The previous example expressed the importance of maintaining a dialogue between the users and the designer and though I stated earlier that it is the children who are the inventors and the designers the translators, in fact the design development process is more complex than that.
Initially, most design projects begin in outline form, described in a project programme. This programme usually includes a list of pragmatic criteria, a budget, and a time frame. A programme for a new play activity might incorporate criteria for its size, age group, material, sales price, and level of customization. Such a programme is just the beginning of the project and no matter how detailed the programme is, it does not generate new ideas on its own. These must come from a thought generated by an inspired moment. We all have ideas and we all know that they come to us at the most unlikely of times. Where exactly they come from is hard to say, but I find that it is usually when I am relaxed and away from work, yet still immersed, albeit subconsciously, in the problem of invention.

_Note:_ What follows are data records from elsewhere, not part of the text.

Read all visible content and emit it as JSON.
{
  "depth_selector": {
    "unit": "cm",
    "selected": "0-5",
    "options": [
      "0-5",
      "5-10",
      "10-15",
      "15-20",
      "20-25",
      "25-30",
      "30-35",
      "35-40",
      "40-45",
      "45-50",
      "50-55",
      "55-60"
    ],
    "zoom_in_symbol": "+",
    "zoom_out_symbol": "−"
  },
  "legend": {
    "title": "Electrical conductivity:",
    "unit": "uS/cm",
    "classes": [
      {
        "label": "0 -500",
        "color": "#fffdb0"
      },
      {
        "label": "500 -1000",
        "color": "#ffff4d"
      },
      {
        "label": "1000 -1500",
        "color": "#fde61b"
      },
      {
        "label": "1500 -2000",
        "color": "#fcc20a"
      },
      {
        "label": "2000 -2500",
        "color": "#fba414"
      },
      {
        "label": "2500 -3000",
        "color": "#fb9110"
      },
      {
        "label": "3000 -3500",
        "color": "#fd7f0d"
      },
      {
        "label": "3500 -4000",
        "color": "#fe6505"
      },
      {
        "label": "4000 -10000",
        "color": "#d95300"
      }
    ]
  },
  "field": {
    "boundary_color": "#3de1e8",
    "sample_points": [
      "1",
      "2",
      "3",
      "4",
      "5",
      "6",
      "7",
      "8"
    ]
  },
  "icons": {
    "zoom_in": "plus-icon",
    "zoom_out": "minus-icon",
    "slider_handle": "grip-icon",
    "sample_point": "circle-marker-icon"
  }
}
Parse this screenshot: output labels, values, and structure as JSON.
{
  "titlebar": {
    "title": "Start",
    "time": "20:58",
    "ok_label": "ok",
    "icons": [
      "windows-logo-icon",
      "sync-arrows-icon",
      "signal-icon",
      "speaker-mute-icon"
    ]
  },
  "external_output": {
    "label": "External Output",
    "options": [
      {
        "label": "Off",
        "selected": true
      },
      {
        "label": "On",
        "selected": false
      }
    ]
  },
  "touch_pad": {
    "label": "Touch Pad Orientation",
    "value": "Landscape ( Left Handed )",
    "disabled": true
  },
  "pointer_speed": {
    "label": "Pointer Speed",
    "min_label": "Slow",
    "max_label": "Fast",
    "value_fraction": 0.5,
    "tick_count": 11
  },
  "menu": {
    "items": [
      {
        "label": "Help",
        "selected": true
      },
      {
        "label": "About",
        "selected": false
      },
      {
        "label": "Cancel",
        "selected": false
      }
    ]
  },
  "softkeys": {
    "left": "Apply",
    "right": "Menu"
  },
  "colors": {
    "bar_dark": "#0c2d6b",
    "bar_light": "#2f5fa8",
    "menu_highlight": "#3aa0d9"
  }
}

Briefly, the work of the design profession can be divided into three major groups, ranging from innovation, to evolution, to formation. Innovation implies an entirely new symbiosis of form and function, whereby the user now has the ability to make use of a function previously unknown. Evolution describes advances made to a known function, whereas formation is about giving a new form to an existing function. As a designer of children’s play equipment, I am most interested in the first two areas of design – innovation and evolution – because it is within these areas that new functions are developed and where involvement with the users is critical.
But, what brings about innovation? In my experience, no idea is created by one independent thought or vision. Rather, innovation and evolution are the outcome of a web of ideas and inputs. Some are what I would call pragmatic decisions, others are wholly intuitive. However, functional ideas are deeply connected to the time and place in which the design is conceived. In other words, an innovative idea is the product of a unique synthesis of people, places, need, and the time at which it is developed. From this synthesis, new ideas arise in many different ways.

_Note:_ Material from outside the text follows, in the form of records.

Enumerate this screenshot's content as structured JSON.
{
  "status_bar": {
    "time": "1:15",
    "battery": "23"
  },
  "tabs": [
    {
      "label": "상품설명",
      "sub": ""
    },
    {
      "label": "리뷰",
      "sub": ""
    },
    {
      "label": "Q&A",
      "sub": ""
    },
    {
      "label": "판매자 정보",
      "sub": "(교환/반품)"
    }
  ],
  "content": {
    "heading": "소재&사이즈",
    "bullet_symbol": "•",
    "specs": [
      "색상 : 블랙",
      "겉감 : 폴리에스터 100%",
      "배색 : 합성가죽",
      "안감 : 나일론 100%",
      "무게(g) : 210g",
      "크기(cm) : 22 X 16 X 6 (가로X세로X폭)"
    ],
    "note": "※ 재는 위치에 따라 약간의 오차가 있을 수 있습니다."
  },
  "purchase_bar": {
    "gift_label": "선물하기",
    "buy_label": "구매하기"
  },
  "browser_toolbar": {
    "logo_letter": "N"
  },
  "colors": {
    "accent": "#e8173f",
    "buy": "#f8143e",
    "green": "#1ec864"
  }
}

One such way is via a ‘break-through’ – when an idea seems to come unexpectedly and out of the blue. In my experience, break-throughs seem to come most often when I am doing something that does not require my full attention and when my mind is allowed to float and make chance connections with disparate thoughts. Recently I met a film writer and producer who agreed with this theory and confided in me that for a long period of time his best ideas came when he was vacuuming. He was vacuuming until his carpets wore thin. Then one day that ceased to be a source of inspiration, instead his ideas began coming to him while he was in the shower. I told him that oddly enough, my best ideas are also inspired while showering or at times when biking. The editor, Mark Dudek, finds the best time for thinking is when he is jogging. Ideas seem to emerge in the most unusual moments, not always in time for deadlines, but most often when the mind and body are relaxed.

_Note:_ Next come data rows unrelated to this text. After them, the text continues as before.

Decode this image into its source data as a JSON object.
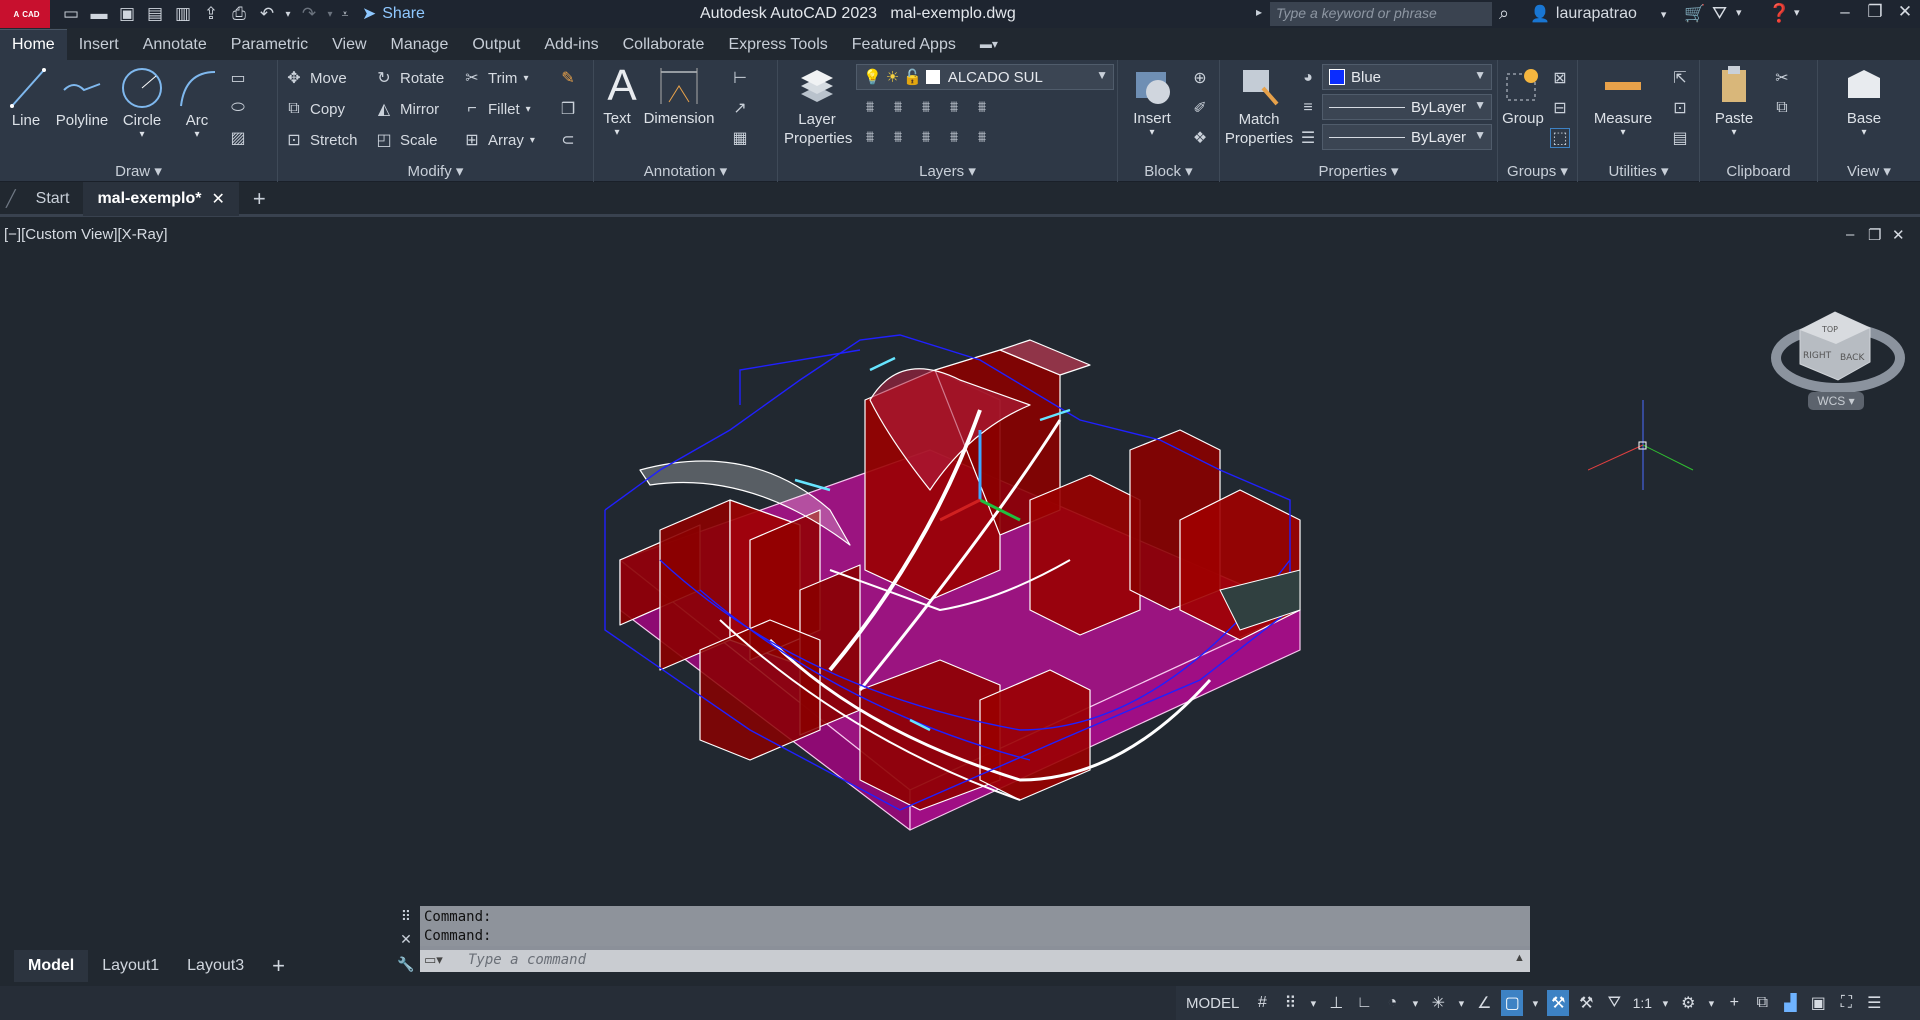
{
  "app": {
    "title": "Autodesk AutoCAD 2023",
    "file": "mal-exemplo.dwg",
    "logo_text": "A",
    "logo_sub": "CAD"
  },
  "quick_access": {
    "share_label": "Share"
  },
  "search": {
    "placeholder": "Type a keyword or phrase"
  },
  "user": {
    "name": "laurapatrao"
  },
  "menu_tabs": [
    "Home",
    "Insert",
    "Annotate",
    "Parametric",
    "View",
    "Manage",
    "Output",
    "Add-ins",
    "Collaborate",
    "Express Tools",
    "Featured Apps"
  ],
  "ribbon": {
    "draw": {
      "title": "Draw",
      "line": "Line",
      "polyline": "Polyline",
      "circle": "Circle",
      "arc": "Arc"
    },
    "modify": {
      "title": "Modify",
      "move": "Move",
      "rotate": "Rotate",
      "trim": "Trim",
      "copy": "Copy",
      "mirror": "Mirror",
      "fillet": "Fillet",
      "stretch": "Stretch",
      "scale": "Scale",
      "array": "Array"
    },
    "annotation": {
      "title": "Annotation",
      "text": "Text",
      "dimension": "Dimension"
    },
    "layers": {
      "title": "Layers",
      "layer_properties": "Layer Properties",
      "current_layer": "ALCADO SUL"
    },
    "block": {
      "title": "Block",
      "insert": "Insert"
    },
    "properties": {
      "title": "Properties",
      "match": "Match Properties",
      "color": "Blue",
      "linetype": "ByLayer",
      "lineweight": "ByLayer",
      "color_hex": "#0a2cff"
    },
    "groups": {
      "title": "Groups",
      "group": "Group"
    },
    "utilities": {
      "title": "Utilities",
      "measure": "Measure"
    },
    "clipboard": {
      "title": "Clipboard",
      "paste": "Paste"
    },
    "view": {
      "title": "View",
      "base": "Base"
    }
  },
  "doc_tabs": {
    "start": "Start",
    "active": "mal-exemplo*"
  },
  "viewport": {
    "label": "[−][Custom View][X-Ray]",
    "viewcube_right": "RIGHT",
    "viewcube_back": "BACK",
    "viewcube_top": "TOP",
    "wcs": "WCS"
  },
  "command": {
    "history": [
      "Command:",
      "Command:"
    ],
    "placeholder": "Type a command"
  },
  "layout_tabs": [
    "Model",
    "Layout1",
    "Layout3"
  ],
  "status": {
    "model": "MODEL",
    "scale": "1:1"
  }
}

After the initial idea, many months of development work are required; with designers usually working in collaboration, ‘ping-ponging’ ideas back and forth. Often it is chance happenings within the process that lead to the best designs. A colleague once told me how a mistake led to one of his best designs. He was working with a partner who lived in another city. They were developing a new wood-burning stove, sending drawings back and forth by e-mail. At one point the partner wrote that he was very pleased to see the latest changes that the other had made and he could see that the modifications made to the stove would greatly improve its efficiency. My colleague responded that he had not drawn it with these intended modifications. In fact, his partner had misread the drawing. They developed the ‘error’ and it significantly improved their earlier idea. Generally, the richer the process, the more chance there is for the unexpected to occur.